• [Exercise]:
Lines with the string "arrow" must each be copied from the listing.
□ □ □ □ □
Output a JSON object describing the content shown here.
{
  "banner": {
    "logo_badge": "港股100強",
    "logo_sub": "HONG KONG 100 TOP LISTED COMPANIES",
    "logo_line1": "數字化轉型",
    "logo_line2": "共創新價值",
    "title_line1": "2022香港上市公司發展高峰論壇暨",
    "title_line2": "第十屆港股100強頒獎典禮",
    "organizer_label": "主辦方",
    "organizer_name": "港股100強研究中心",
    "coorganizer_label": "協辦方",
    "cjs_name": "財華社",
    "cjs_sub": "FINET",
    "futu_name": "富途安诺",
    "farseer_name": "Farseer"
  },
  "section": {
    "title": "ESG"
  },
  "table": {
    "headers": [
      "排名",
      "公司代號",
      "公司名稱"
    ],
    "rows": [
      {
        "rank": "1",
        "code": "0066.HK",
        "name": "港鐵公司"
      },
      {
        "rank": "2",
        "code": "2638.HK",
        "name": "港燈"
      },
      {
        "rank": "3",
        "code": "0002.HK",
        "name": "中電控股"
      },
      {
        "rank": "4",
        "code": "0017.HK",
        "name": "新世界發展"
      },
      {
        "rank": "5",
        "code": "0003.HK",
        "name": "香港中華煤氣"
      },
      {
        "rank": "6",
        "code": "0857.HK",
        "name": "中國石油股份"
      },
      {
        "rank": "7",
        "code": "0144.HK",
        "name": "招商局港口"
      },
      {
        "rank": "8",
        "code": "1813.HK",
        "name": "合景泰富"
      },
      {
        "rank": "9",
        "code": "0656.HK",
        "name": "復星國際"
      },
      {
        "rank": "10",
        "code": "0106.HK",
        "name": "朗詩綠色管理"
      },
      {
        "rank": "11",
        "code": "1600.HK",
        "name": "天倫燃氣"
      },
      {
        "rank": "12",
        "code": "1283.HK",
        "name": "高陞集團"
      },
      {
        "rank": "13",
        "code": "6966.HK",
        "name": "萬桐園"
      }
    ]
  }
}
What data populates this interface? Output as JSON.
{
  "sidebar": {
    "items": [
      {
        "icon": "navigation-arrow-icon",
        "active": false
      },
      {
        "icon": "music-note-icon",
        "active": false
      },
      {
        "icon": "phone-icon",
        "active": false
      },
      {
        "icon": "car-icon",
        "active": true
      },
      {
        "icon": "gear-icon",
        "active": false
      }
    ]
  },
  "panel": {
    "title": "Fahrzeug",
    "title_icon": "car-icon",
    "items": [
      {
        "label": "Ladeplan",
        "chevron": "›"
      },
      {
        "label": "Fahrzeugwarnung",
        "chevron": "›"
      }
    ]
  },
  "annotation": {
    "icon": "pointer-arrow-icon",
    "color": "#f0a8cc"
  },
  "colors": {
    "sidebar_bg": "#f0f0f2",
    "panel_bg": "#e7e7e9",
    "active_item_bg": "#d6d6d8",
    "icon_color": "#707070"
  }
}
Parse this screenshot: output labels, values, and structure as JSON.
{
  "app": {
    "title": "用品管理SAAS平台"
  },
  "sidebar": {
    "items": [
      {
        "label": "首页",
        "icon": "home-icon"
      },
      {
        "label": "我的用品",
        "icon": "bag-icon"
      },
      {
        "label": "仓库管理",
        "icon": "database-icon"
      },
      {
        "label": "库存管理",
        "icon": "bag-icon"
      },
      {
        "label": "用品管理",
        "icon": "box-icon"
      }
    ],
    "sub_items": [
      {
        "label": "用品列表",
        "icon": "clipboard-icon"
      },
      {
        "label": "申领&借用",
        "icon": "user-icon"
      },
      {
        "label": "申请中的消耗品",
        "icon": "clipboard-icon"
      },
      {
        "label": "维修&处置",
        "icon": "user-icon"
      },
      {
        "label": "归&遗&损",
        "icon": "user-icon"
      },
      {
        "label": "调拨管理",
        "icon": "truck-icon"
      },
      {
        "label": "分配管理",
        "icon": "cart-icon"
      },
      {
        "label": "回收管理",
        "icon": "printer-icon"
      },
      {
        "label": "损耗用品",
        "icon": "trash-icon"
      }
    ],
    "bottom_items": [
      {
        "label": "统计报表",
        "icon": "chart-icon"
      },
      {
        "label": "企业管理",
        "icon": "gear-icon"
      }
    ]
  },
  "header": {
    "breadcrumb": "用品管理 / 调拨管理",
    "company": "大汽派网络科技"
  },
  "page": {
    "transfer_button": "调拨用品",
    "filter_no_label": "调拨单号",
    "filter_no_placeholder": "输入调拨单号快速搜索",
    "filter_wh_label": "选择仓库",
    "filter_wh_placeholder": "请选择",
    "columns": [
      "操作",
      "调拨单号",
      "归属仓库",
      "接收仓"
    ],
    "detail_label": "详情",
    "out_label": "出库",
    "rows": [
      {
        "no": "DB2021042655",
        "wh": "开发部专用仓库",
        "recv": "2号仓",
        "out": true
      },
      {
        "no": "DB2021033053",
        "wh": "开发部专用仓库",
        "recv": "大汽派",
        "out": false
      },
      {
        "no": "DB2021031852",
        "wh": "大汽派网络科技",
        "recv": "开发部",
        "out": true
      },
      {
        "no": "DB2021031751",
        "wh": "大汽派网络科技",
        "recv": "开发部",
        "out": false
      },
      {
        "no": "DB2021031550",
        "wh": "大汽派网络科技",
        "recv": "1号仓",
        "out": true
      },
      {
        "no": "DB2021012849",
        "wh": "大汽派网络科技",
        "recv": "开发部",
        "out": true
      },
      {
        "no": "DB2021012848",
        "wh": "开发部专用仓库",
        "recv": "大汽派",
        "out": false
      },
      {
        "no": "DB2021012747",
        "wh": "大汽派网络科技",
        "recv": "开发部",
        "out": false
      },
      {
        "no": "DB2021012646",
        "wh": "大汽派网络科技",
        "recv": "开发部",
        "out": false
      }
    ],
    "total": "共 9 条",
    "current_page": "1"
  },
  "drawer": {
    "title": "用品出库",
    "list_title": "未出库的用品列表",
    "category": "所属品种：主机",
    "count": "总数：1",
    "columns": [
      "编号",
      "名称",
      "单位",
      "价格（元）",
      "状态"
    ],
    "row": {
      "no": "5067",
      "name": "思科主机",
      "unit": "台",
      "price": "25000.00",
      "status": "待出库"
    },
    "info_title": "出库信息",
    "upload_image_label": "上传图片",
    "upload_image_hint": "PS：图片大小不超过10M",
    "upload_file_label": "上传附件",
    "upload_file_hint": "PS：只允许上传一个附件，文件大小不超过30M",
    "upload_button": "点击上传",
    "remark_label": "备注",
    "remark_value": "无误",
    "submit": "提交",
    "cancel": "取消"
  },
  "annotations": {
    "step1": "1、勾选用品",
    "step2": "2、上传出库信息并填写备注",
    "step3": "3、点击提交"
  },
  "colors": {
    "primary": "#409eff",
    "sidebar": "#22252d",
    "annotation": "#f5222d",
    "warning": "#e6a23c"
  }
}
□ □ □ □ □
• [Written solution]:
        "icon": "navigation-arrow-icon",
    "icon": "pointer-arrow-icon",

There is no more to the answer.